The objective of this article is to present to physicians an update on plant-based diets. Concerns about the rising cost of health care are being voiced nationwide, even as unhealthy lifestyles are contributing to the spread of obesity, diabetes, and cardiovascular disease. For these reasons, physicians looking for cost-effective interventions to improve health outcomes are becoming more involved in helping their patients adopt healthier lifestyles. Healthy eating may be best achieved with a plant-based diet, which we define as a regimen that encourages whole, plant-based foods and discourages meats, dairy products, and eggs as well as all refined and processed foods. We present a case study as an example of the potential health benefits of such a diet. Research shows that plant-based diets are cost-effective, low-risk interventions that may lower body mass index, blood pressure, HbA 1C, and cholesterol levels. They may also reduce the number of medications needed to treat chronic diseases and lower ischemic heart disease mortality rates. Physicians should consider recommending a plant-based diet to all their patients, especially those with high blood pressure, diabetes, cardiovascular disease, or obesity. Despite the strong body of evidence favoring plant-based diets, including studies showing a willingness of the general public to embrace them, 4 many physicians are not stressing the importance of plant-based diets as a first-line treatment for chronic illnesses. This could be because of a lack of awareness of these diets or a lack of patient education resources. National dietary guidelines for active living and healthful eating are available at

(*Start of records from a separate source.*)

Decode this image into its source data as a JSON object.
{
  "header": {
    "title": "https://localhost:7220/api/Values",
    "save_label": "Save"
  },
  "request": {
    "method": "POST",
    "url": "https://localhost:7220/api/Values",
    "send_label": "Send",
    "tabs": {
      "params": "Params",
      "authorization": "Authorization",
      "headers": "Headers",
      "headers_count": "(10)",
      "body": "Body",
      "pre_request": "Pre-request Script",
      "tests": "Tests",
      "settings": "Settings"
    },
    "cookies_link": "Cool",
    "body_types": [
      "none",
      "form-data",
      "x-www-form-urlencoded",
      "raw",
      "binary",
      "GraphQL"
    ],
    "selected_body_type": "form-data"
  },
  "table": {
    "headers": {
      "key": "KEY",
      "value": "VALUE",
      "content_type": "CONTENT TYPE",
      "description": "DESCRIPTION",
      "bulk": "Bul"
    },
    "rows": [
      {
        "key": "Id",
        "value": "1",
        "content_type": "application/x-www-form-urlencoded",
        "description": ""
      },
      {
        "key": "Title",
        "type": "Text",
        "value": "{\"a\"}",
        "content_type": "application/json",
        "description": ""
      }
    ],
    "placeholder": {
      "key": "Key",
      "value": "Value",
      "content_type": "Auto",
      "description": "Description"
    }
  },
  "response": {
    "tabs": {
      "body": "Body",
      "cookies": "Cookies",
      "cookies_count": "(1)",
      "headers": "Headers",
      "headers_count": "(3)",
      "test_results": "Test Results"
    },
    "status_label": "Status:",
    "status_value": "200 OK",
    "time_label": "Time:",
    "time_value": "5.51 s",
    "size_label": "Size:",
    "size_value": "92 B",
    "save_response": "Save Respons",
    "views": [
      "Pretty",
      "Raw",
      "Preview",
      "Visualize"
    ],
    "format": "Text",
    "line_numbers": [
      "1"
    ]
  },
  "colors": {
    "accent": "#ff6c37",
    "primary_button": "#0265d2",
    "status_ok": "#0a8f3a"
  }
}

Lisinopril was gradually decreased to 5 mg daily and his diabetes is controlled with metformin alone, mg twice daily. Particularly, in response to adopting an animal-based diet, microbial diversity increased rapidly, even overshadowing individual microbial gene expression. Pediatric undernutrition defined by body composition—are we there yet? Based on the scientific literature available, the Physicians Committee for Responsible Medicine found that health benefits increase as the amount of food from animal sources decreases, and concluded that the vegan diet is the healthiest diet overall, even healthier than vegetarian diets [ 94 ]. The purpose of this brief review is to summarize current knowledge on the health effects of vegan diets, to discuss the nutritional concerns or shortfalls of a vegan diet and to provide some practical dietary recommendations for following a healthy vegan diet. Red meat and processed meat consumption are consistently associated with an increase risk of colorectal cancer In addition, fiber, vitamin C, carotenoids, flavonoids, and other phytochemicals in the diet are shown to exhibit protection against various cancers, whereas allium vegetables provide protection against stomach cancer, and garlic against colorectal cancer. Diabetes Care. Public views of the benefits and barriers to the consumption of a plant-based diet. Arnett TR, Spowage M.
Appetite control and biomarkers of satiety with vegetarian soy and meat-based high-protein diets for weight loss in obese men: a randomized crossover trial— Am. New data suggest that legume intake is also associated with a moderate reduction in the risk of prostate cancer Am J Clin Nutr ; 82 : — However, since food and sports are both considered ‘medicine’ [ 3 – 5 ] p. High Blood Pressure In , the Dietary Guidelines Advisory Committee performed a literature review to identify articles examining the effect of dietary patterns on blood pressure in adults. For these reasons, physicians looking for cost-effective interventions to improve health outcomes are becoming more involved in helping their patients adopt healthier lifestyles. Bone health depends on more than just protein and calcium intakes.